── Record set

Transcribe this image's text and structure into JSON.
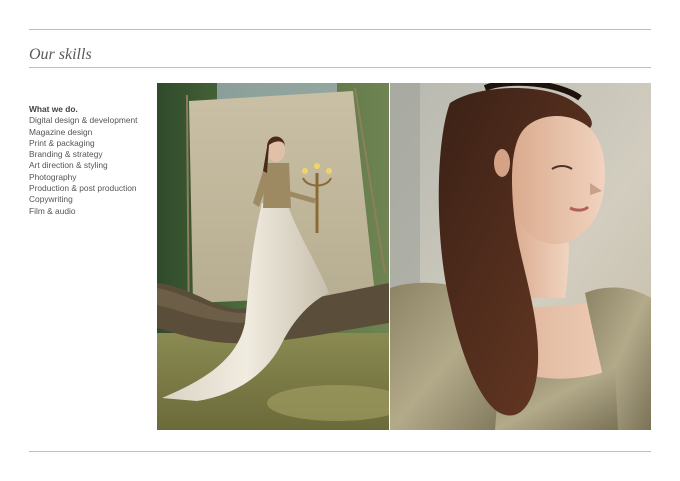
{
  "page": {
    "title": "Our skills"
  },
  "skills": {
    "heading": "What we do.",
    "items": [
      "Digital design & development",
      "Magazine design",
      "Print & packaging",
      "Branding & strategy",
      "Art direction & styling",
      "Photography",
      "Production & post production",
      "Copywriting",
      "Film & audio"
    ]
  },
  "colors": {
    "rule": "#bdbdbd",
    "title_text": "#5a5a5a",
    "body_text": "#555555"
  }
}
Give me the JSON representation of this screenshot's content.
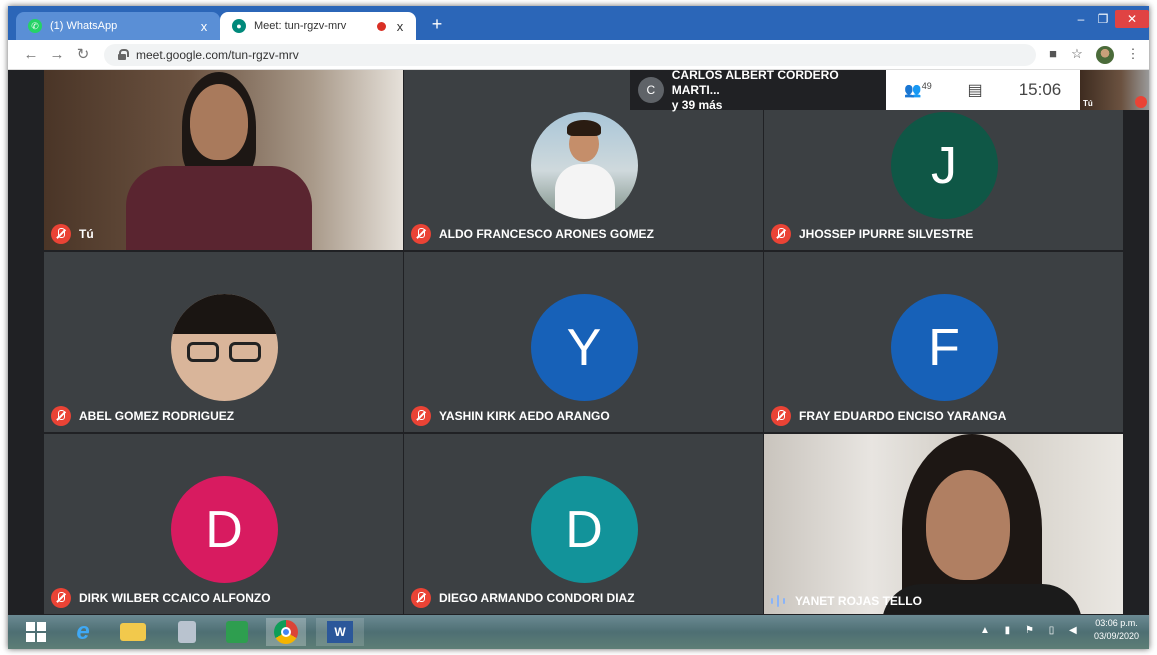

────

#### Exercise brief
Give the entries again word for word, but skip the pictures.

#### Task solution
Transcribe this image's text and structure into JSON.
{
  "page": {
    "title": "Our skills"
  },
  "skills": {
    "heading": "What we do.",
    "items": [
      "Digital design & development",
      "Magazine design",
      "Print & packaging",
      "Branding & strategy",
      "Art direction & styling",
      "Photography",
      "Production & post production",
      "Copywriting",
      "Film & audio"
    ]
  },
  "colors": {
    "rule": "#bdbdbd",
    "title_text": "#5a5a5a",
    "body_text": "#555555"
  }
}
Give me the JSON representation of this screenshot's content.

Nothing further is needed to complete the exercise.